App and web page records

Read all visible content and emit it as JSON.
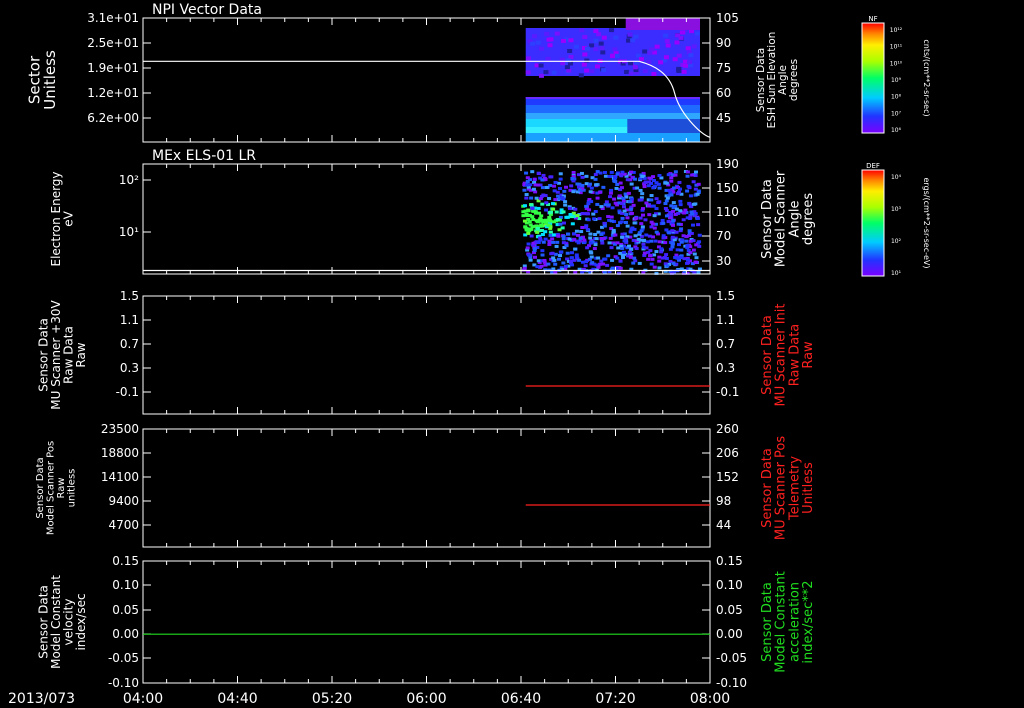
{
  "chart_data": [
    {
      "type": "heatmap",
      "title": "NPI Vector Data",
      "left_axis_label": [
        "Sector",
        "Unitless"
      ],
      "left_ticks": [
        "3.1e+01",
        "2.5e+01",
        "1.9e+01",
        "1.2e+01",
        "6.2e+00"
      ],
      "right_axis_label": [
        "Sensor Data",
        "ESH Sun Elevation",
        "Angle",
        "degrees"
      ],
      "right_ticks": [
        "105",
        "90",
        "75",
        "60",
        "45"
      ],
      "colorbar": {
        "label": "NF",
        "units": "cnts/(cm**2-sr-sec)",
        "ticks": [
          "10¹²",
          "10¹¹",
          "10¹⁰",
          "10⁹",
          "10⁸",
          "10⁷",
          "10⁶"
        ]
      },
      "line_series": {
        "name": "ESH Sun Elevation Angle",
        "color": "#ffffff",
        "x": [
          "04:00",
          "06:40",
          "07:30",
          "07:45",
          "08:00"
        ],
        "y": [
          79,
          79,
          79,
          60,
          34
        ]
      },
      "data_start": "06:42"
    },
    {
      "type": "heatmap",
      "title": "MEx ELS-01 LR",
      "left_axis_label": [
        "Electron Energy",
        "eV"
      ],
      "left_ticks": [
        "10²",
        "10¹"
      ],
      "right_axis_label": [
        "Sensor Data",
        "Model Scanner",
        "Angle",
        "degrees"
      ],
      "right_ticks": [
        "190",
        "150",
        "110",
        "70",
        "30"
      ],
      "colorbar": {
        "label": "DEF",
        "units": "ergs/(cm**2-sr-sec-eV)",
        "ticks": [
          "10⁴",
          "10³",
          "10²",
          "10¹"
        ]
      },
      "line_series": {
        "name": "Model Scanner Angle",
        "color": "#ffffff",
        "x": [
          "04:00",
          "08:00"
        ],
        "y": [
          14,
          14
        ]
      },
      "data_start": "06:40"
    },
    {
      "type": "line",
      "left_axis_label": [
        "Sensor Data",
        "MU Scanner +30V",
        "Raw Data",
        "Raw"
      ],
      "left_ticks": [
        "1.5",
        "1.1",
        "0.7",
        "0.3",
        "-0.1"
      ],
      "right_axis_label": [
        "Sensor Data",
        "MU Scanner Init",
        "Raw Data",
        "Raw"
      ],
      "right_ticks": [
        "1.5",
        "1.1",
        "0.7",
        "0.3",
        "-0.1"
      ],
      "ylim": [
        -0.4,
        1.5
      ],
      "series": [
        {
          "name": "MU Scanner Init Raw Data",
          "color": "#ff2020",
          "x": [
            "06:42",
            "08:00"
          ],
          "y": [
            0.0,
            0.0
          ]
        }
      ]
    },
    {
      "type": "line",
      "left_axis_label": [
        "Sensor Data",
        "Model Scanner Pos",
        "Raw",
        "unitless"
      ],
      "left_ticks": [
        "23500",
        "18800",
        "14100",
        "9400",
        "4700"
      ],
      "right_axis_label": [
        "Sensor Data",
        "MU Scanner Pos",
        "Telemetry",
        "Unitless"
      ],
      "right_ticks": [
        "260",
        "206",
        "152",
        "98",
        "44"
      ],
      "ylim": [
        0,
        23500
      ],
      "series": [
        {
          "name": "MU Scanner Pos Telemetry",
          "color": "#ff2020",
          "x": [
            "06:42",
            "08:00"
          ],
          "y": [
            89,
            89
          ]
        }
      ]
    },
    {
      "type": "line",
      "left_axis_label": [
        "Sensor Data",
        "Model Constant",
        "velocity",
        "index/sec"
      ],
      "left_ticks": [
        "0.15",
        "0.10",
        "0.05",
        "0.00",
        "-0.05",
        "-0.10"
      ],
      "right_axis_label": [
        "Sensor Data",
        "Model Constant",
        "acceleration",
        "index/sec**2"
      ],
      "right_ticks": [
        "0.15",
        "0.10",
        "0.05",
        "0.00",
        "-0.05",
        "-0.10"
      ],
      "ylim": [
        -0.1,
        0.15
      ],
      "series": [
        {
          "name": "Model Constant velocity",
          "color": "#20dd20",
          "x": [
            "04:00",
            "08:00"
          ],
          "y": [
            0.0,
            0.0
          ]
        }
      ]
    }
  ],
  "x_axis": {
    "date_label": "2013/073",
    "range": [
      "04:00",
      "08:00"
    ],
    "ticks": [
      "04:00",
      "04:40",
      "05:20",
      "06:00",
      "06:40",
      "07:20",
      "08:00"
    ]
  }
}
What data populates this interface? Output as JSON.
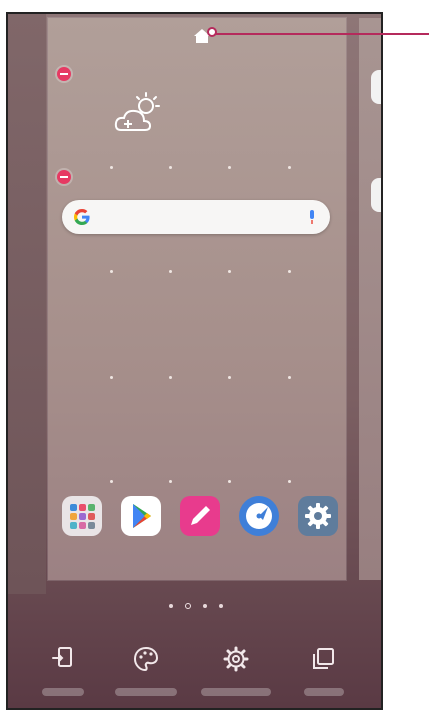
{
  "screen": {
    "accent": "#e63a63",
    "callout_color": "#b52a5c"
  },
  "home_panel": {
    "home_indicator_icon": "home-icon",
    "weather_icon": "weather-add-icon",
    "search": {
      "logo_icon": "google-g-icon",
      "mic_icon": "mic-icon"
    },
    "apps": [
      {
        "name": "folder-apps-icon",
        "color": "#e9e4e6"
      },
      {
        "name": "play-store-icon",
        "color": "#ffffff"
      },
      {
        "name": "pen-app-icon",
        "color": "#e83b8d"
      },
      {
        "name": "compass-app-icon",
        "color": "#3f7fd8"
      },
      {
        "name": "settings-app-icon",
        "color": "#5f7c9c"
      }
    ]
  },
  "page_indicator": {
    "count": 4,
    "current": 1
  },
  "bottom_bar": [
    {
      "icon": "move-icon"
    },
    {
      "icon": "palette-icon"
    },
    {
      "icon": "gear-icon"
    },
    {
      "icon": "copy-pages-icon"
    }
  ]
}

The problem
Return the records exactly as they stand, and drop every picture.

Output for this exercise
Read all visible content and emit it as JSON.
{
  "chart_data": [
    {
      "type": "heatmap",
      "title": "NPI Vector Data",
      "left_axis_label": [
        "Sector",
        "Unitless"
      ],
      "left_ticks": [
        "3.1e+01",
        "2.5e+01",
        "1.9e+01",
        "1.2e+01",
        "6.2e+00"
      ],
      "right_axis_label": [
        "Sensor Data",
        "ESH Sun Elevation",
        "Angle",
        "degrees"
      ],
      "right_ticks": [
        "105",
        "90",
        "75",
        "60",
        "45"
      ],
      "colorbar": {
        "label": "NF",
        "units": "cnts/(cm**2-sr-sec)",
        "ticks": [
          "10¹²",
          "10¹¹",
          "10¹⁰",
          "10⁹",
          "10⁸",
          "10⁷",
          "10⁶"
        ]
      },
      "line_series": {
        "name": "ESH Sun Elevation Angle",
        "color": "#ffffff",
        "x": [
          "04:00",
          "06:40",
          "07:30",
          "07:45",
          "08:00"
        ],
        "y": [
          79,
          79,
          79,
          60,
          34
        ]
      },
      "data_start": "06:42"
    },
    {
      "type": "heatmap",
      "title": "MEx ELS-01 LR",
      "left_axis_label": [
        "Electron Energy",
        "eV"
      ],
      "left_ticks": [
        "10²",
        "10¹"
      ],
      "right_axis_label": [
        "Sensor Data",
        "Model Scanner",
        "Angle",
        "degrees"
      ],
      "right_ticks": [
        "190",
        "150",
        "110",
        "70",
        "30"
      ],
      "colorbar": {
        "label": "DEF",
        "units": "ergs/(cm**2-sr-sec-eV)",
        "ticks": [
          "10⁴",
          "10³",
          "10²",
          "10¹"
        ]
      },
      "line_series": {
        "name": "Model Scanner Angle",
        "color": "#ffffff",
        "x": [
          "04:00",
          "08:00"
        ],
        "y": [
          14,
          14
        ]
      },
      "data_start": "06:40"
    },
    {
      "type": "line",
      "left_axis_label": [
        "Sensor Data",
        "MU Scanner +30V",
        "Raw Data",
        "Raw"
      ],
      "left_ticks": [
        "1.5",
        "1.1",
        "0.7",
        "0.3",
        "-0.1"
      ],
      "right_axis_label": [
        "Sensor Data",
        "MU Scanner Init",
        "Raw Data",
        "Raw"
      ],
      "right_ticks": [
        "1.5",
        "1.1",
        "0.7",
        "0.3",
        "-0.1"
      ],
      "ylim": [
        -0.4,
        1.5
      ],
      "series": [
        {
          "name": "MU Scanner Init Raw Data",
          "color": "#ff2020",
          "x": [
            "06:42",
            "08:00"
          ],
          "y": [
            0.0,
            0.0
          ]
        }
      ]
    },
    {
      "type": "line",
      "left_axis_label": [
        "Sensor Data",
        "Model Scanner Pos",
        "Raw",
        "unitless"
      ],
      "left_ticks": [
        "23500",
        "18800",
        "14100",
        "9400",
        "4700"
      ],
      "right_axis_label": [
        "Sensor Data",
        "MU Scanner Pos",
        "Telemetry",
        "Unitless"
      ],
      "right_ticks": [
        "260",
        "206",
        "152",
        "98",
        "44"
      ],
      "ylim": [
        0,
        23500
      ],
      "series": [
        {
          "name": "MU Scanner Pos Telemetry",
          "color": "#ff2020",
          "x": [
            "06:42",
            "08:00"
          ],
          "y": [
            89,
            89
          ]
        }
      ]
    },
    {
      "type": "line",
      "left_axis_label": [
        "Sensor Data",
        "Model Constant",
        "velocity",
        "index/sec"
      ],
      "left_ticks": [
        "0.15",
        "0.10",
        "0.05",
        "0.00",
        "-0.05",
        "-0.10"
      ],
      "right_axis_label": [
        "Sensor Data",
        "Model Constant",
        "acceleration",
        "index/sec**2"
      ],
      "right_ticks": [
        "0.15",
        "0.10",
        "0.05",
        "0.00",
        "-0.05",
        "-0.10"
      ],
      "ylim": [
        -0.1,
        0.15
      ],
      "series": [
        {
          "name": "Model Constant velocity",
          "color": "#20dd20",
          "x": [
            "04:00",
            "08:00"
          ],
          "y": [
            0.0,
            0.0
          ]
        }
      ]
    }
  ],
  "x_axis": {
    "date_label": "2013/073",
    "range": [
      "04:00",
      "08:00"
    ],
    "ticks": [
      "04:00",
      "04:40",
      "05:20",
      "06:00",
      "06:40",
      "07:20",
      "08:00"
    ]
  }
}
What data populates this interface? Output as JSON.
{
  "screen": {
    "accent": "#e63a63",
    "callout_color": "#b52a5c"
  },
  "home_panel": {
    "home_indicator_icon": "home-icon",
    "weather_icon": "weather-add-icon",
    "search": {
      "logo_icon": "google-g-icon",
      "mic_icon": "mic-icon"
    },
    "apps": [
      {
        "name": "folder-apps-icon",
        "color": "#e9e4e6"
      },
      {
        "name": "play-store-icon",
        "color": "#ffffff"
      },
      {
        "name": "pen-app-icon",
        "color": "#e83b8d"
      },
      {
        "name": "compass-app-icon",
        "color": "#3f7fd8"
      },
      {
        "name": "settings-app-icon",
        "color": "#5f7c9c"
      }
    ]
  },
  "page_indicator": {
    "count": 4,
    "current": 1
  },
  "bottom_bar": [
    {
      "icon": "move-icon"
    },
    {
      "icon": "palette-icon"
    },
    {
      "icon": "gear-icon"
    },
    {
      "icon": "copy-pages-icon"
    }
  ]
}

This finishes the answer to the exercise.